READ  Primary schools forced to cancel flu vaccine sessions in England

China reported 433 new cases on Thursday, against 406 a day earlier.

South Korea reported another 334 cases, pushing its total to 1,595, the most in any country other than China.

The U.S. State Department issued a new travel warning for South Korea after the U.S. military reported on Wednesday its first case of the coronavirus, in a 23-year-old soldier based near the South Korean city of Daegu.

The South Korean military has also reported a number of infections and confined most troops to base.

A “command post training”, usually conducted by members of the two militaries’ Combined Forces Command, will be postponed until further notice, the command said.

The outbreak has played havoc with international aviation with airlines cancelling flights as countries ban visitors from hot spots and nervous passengers put off travel plans.

News that a Korean Air (003490.KS) flight attendant who worked on flights between Seoul and Los Angeles later tested positive, is likely to unnerve passengers further.

‘VERY READY’

The United States is managing 59 cases – most of them Americans repatriated from a cruise ship quarantined in Japan where almost 700 cases developed. Four people from the ship have died in Japan.

Trump said the risk from the virus was “very low” in the United States, and it was “very very ready” to face the threat.

Chinese authorities said the number of new deaths stood at 29 on Thursday, the lowest daily tally since Jan. 28. The virus has now killed 2,744 people in China, most in the central province of Hubei.

READ  Virus spreads to more Chinese cities, President Xi says containment is priority

Italy reported another 100 cases nationwide, taking the total in Europe’s biggest hot spot to more than 400, while its death toll rose to 12.

Many of the cases appearing in the Middle East have been linked to Iran, which has had 141 cases and 22 deaths, the most outside China.

Slideshow (15 Images)

Saudi Arabia suspended foreigners’ entry for the Umrah pilgrimage and tourism from countries with new coronavirus cases.

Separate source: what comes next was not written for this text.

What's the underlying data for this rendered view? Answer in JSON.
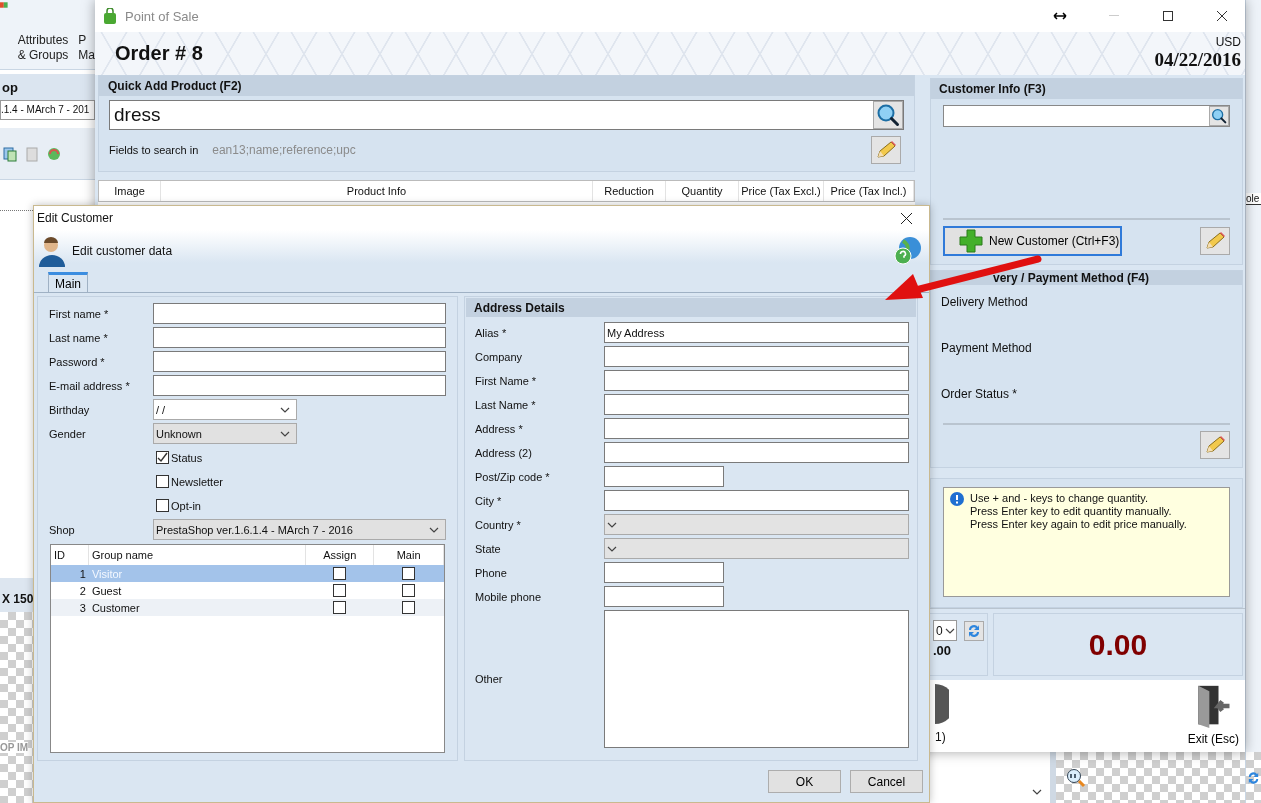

The kingdom has no cases.

[Interactive graphic tracking global spread of coronavirus: open here]

(Reuters graphics on the new coronavirus link:here)

Reporting by Julie Steenhuysen, Jeff Mason and Susan Heavey in Washington, Jonathan Allen in New York, Diane Bartz in Chicago, Gavin Jones, Francesca Piscioneri and Crispian Balmer in Rome, Ryan Woo, Yilei Sun and Lusha Zhang in Beijing, Kate Kelland in London, Hyonhee Shin and Josh Smith in Seoul, Paresi Hafezi and Alexander Cornwell in Dubai and Stephanie Nebehay and Michael Shields in Geneva; Writing by Stephen Coates, Robert Birsel; Editing by Michael Perry & Simon Cameron-Moore



READ SOURCE

LEAVE A REPLY

Please enter your comment!
Please enter your name here